  1. Plagiarism, e.g. the submission of work that is not one’s own or for which other credit has been obtained.
  2. Improper collaboration in-group work.
  3. Copying or using unauthorized aids in tests and examinations.
Academic Accommodations:
Students with disabilities who require academic accommodations must contact the Student Accessibility Centre (SAS) to meet with an appropriate Disability Services Coordinator. To contact SAS, phone 905-525-9140 ext. 28652, or email For further information, consult McMaster University’s Policy for Academic Accommodation for Students with Disabilities.
On-line Elements:
In this course, we will be using on-line elements, which may include email, Avenue to Learn, WebEX, and external web sites.  Students should be aware that, when they access the electronic components of this course, private information such as first and last names, user names for the McMaster e-mail accounts, and program affiliation may become apparent to all other students in the same course. The available information is dependent on the technology used. Continuation in this course will be deemed consent to this disclosure. If you have any questions or concerns about such disclosure please discuss this with the course instructor.

In this course, we will be using a web-based service ( to reveal plagiarism. Students will be expected to submit their work electronically to and in hard copy so that it can be checked for academic dishonesty. Students who do not wish to submit their work to must still submit a copy to the instructor.
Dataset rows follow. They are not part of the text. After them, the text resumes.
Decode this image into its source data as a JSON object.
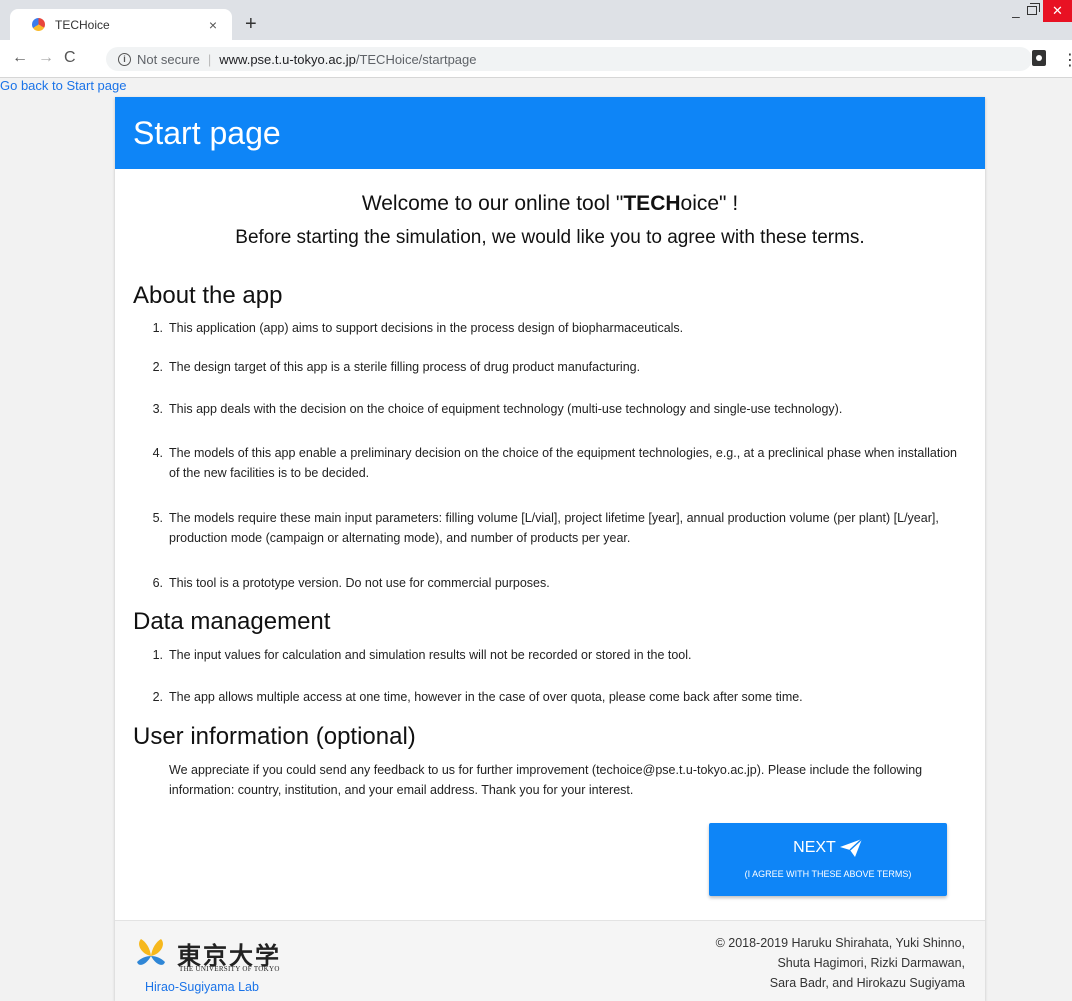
{
  "browser": {
    "tab_title": "TECHoice",
    "tab_close": "×",
    "new_tab": "+",
    "security_label": "Not secure",
    "url_host": "www.pse.t.u-tokyo.ac.jp",
    "url_path": "/TECHoice/startpage",
    "icons": [
      "back-arrow-icon",
      "forward-arrow-icon",
      "reload-icon",
      "info-icon",
      "extension-icon",
      "menu-dots-icon"
    ]
  },
  "back_link": "Go back to Start page",
  "header": {
    "title": "Start page"
  },
  "welcome": {
    "prefix": "Welcome to our online tool \"",
    "bold": "TECH",
    "suffix": "oice\" !",
    "terms_line": "Before starting the simulation, we would like you to agree with these terms."
  },
  "about": {
    "title": "About the app",
    "items": [
      "This application (app) aims to support decisions in the process design of biopharmaceuticals.",
      "The design target of this app is a sterile filling process of drug product manufacturing.",
      "This app deals with the decision on the choice of equipment technology (multi-use technology and single-use technology).",
      "The models of this app enable a preliminary decision on the choice of the equipment technologies, e.g., at a preclinical phase when installation of the new facilities is to be decided.",
      "The models require these main input parameters: filling volume [L/vial], project lifetime [year], annual production volume (per plant) [L/year], production mode (campaign or alternating mode), and number of products per year.",
      "This tool is a prototype version. Do not use for commercial purposes."
    ]
  },
  "data_management": {
    "title": "Data management",
    "items": [
      "The input values for calculation and simulation results will not be recorded or stored in the tool.",
      "The app allows multiple access at one time, however in the case of over quota, please come back after some time."
    ]
  },
  "user_info": {
    "title": "User information (optional)",
    "text": "We appreciate if you could send any feedback to us for further improvement (techoice@pse.t.u-tokyo.ac.jp). Please include the following information: country, institution, and your email address. Thank you for your interest."
  },
  "next_button": {
    "label": "NEXT",
    "sub": "(I AGREE WITH THESE ABOVE TERMS)"
  },
  "footer": {
    "logo_kanji": "東京大学",
    "logo_english": "THE UNIVERSITY OF TOKYO",
    "lab": "Hirao-Sugiyama Lab",
    "copyright_lines": [
      "© 2018-2019 Haruku Shirahata, Yuki Shinno,",
      "Shuta Hagimori, Rizki Darmawan,",
      "Sara Badr, and Hirokazu Sugiyama"
    ]
  },
  "colors": {
    "primary": "#0e85f7",
    "link": "#1a73e8",
    "close_button": "#e81123"
  }
}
No penalty will be assigned to a student who does not submit work to All submitted work is subject to normal verification that standards of academic integrity have been upheld (e.g., on-line search, etc.). To see the Policy, please go to McMaster Academic Integrity Policy.

Course Changes:
The instructor reserves the right to modify elements of the course and will notify students accordingly.
Course Withdrawal Policy:
Policies related to dropping a course and course withdrawals are posted to the Centre for Continuing Education’s program webpage, FAQs & Policies (
Storm Closure Policy:

In the event of inclement weather, the Centre for Continuing Education will abide by the University’s Storm Closure Policy:, and will only close if the University is closed.  All in-class courses, exams and room bookings by internal and external clients will be cancelled if the Centre for Continuing Education is closed.  On-line courses will take place as scheduled.

Grading Scale:



Equivalent Grade Point

Equivalent Percentages








































Course Schedule:

Module Topics


1 - Pharmacological Factors of Addiction

2 - Drugs and the Nervous System

Discussion 1

3 - Pharmacokinetics & Pharmacodynamics

Quiz 1

4 - Sedatives, Inhalants, and Alcohol

Assignment 1:
Pharmacokinetics Scavenger Hunt

5 – Opioids

Discussion 2

6 - Stimulants

Assignment 2:

Psychoactive Drugs

7 - Hallucinogens

Quiz 2

8 - Anxiety and Mood Disorders

9 – Psychotic Disorders

10 - The Drug Withdrawal Process

Quiz 3

Assignment 3:
Withdrawal Management